Heavy drinking can destroy heart health

By HSC Staff Writer • Published: August 7th, 2008
Category: Health in a Heartbeat

From that “Animal House”-inspired toga party you hosted in college to one too many happy hour cocktails after work, it’s no secret excessive drinking is unhealthy at any age.

But now there’s even more evidence that heavy drinking throughout your lifetime can damage your heart, especially if you’re a woman, or a college student.

Research presented at the American Society of Hypertension reveals women who have more than fourteen drinks per week are more likely to develop enlarged hearts, posing a greater risk for heart attack or stroke.

Researchers studied two-hundred middle-aged men and women and grouped them into three categories: nondrinkers, moderate drinkers and heavy drinkers.

Twenty percent of women were considered heavy drinkers and showed cardiovascular risk factors like an enlarged heart.

Men who were the heaviest drinkers had high blood pressure and stiffening of the arteries.

But college co-eds with beer bellies also beware.

Research from the American Heart Association suggests that college students who are heavy drinkers can double levels of C-reactive protein [C-R-P] in their bodies.
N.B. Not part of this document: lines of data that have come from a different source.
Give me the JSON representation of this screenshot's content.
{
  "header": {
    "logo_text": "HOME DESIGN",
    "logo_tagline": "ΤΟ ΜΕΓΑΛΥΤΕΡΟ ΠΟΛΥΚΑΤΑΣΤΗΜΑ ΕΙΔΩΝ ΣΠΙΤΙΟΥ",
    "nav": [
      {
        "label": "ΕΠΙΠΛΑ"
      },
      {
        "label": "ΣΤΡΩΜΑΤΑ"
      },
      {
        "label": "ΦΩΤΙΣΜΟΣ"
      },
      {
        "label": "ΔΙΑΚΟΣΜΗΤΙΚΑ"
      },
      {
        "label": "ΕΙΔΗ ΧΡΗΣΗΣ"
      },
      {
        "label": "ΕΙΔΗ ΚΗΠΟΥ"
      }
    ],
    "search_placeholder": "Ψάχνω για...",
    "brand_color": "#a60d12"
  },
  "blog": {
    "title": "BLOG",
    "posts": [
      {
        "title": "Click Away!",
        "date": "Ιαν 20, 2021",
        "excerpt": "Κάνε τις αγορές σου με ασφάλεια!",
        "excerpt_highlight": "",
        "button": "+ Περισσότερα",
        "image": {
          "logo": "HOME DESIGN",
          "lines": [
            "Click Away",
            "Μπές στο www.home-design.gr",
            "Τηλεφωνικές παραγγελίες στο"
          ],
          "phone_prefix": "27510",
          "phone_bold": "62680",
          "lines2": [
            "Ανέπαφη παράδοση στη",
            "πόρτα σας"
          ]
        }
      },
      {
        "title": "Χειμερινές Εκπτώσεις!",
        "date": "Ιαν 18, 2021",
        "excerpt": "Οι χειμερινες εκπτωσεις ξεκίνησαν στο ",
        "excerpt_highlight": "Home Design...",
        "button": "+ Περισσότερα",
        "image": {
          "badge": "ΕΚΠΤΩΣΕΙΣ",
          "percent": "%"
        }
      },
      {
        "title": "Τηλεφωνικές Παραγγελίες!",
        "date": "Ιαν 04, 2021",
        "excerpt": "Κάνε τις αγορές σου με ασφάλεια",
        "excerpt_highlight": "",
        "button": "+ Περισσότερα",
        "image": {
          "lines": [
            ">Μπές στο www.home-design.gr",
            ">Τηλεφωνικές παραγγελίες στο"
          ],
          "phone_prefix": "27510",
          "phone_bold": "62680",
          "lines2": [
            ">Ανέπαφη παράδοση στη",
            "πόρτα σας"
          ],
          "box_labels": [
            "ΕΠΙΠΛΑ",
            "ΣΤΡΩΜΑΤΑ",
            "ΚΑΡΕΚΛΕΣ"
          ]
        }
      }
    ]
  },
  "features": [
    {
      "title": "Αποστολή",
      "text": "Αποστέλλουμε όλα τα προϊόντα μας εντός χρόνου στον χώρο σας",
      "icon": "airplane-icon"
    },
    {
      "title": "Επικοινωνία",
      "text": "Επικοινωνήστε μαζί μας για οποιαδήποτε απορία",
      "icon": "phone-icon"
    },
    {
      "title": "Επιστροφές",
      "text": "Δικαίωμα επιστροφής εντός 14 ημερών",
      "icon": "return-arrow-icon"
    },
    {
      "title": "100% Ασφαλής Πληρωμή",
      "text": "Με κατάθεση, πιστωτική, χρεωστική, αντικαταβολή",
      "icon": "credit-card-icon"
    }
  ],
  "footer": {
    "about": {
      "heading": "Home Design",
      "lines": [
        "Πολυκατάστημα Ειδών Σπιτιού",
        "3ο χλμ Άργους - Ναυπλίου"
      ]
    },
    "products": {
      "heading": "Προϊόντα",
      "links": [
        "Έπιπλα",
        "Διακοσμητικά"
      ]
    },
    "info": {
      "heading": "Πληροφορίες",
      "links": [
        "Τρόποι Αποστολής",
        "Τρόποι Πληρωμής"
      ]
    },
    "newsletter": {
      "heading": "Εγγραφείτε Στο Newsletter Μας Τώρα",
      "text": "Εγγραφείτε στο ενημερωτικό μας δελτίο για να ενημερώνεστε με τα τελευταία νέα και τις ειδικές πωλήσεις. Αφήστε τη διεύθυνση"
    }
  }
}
The protein is a biological marker for inflammation that are associated with a higher risk of cardiovascular problems like heart attack and hardening of the arteries.

Although C-R-P may indicate cardiovascular problems, levels can also fluctuate with the common cold, smoking or having diabetes.

More long-term studies are needed to explore this relationship and to further identify if heavy drinking in college can set you up for poor heart health later in life.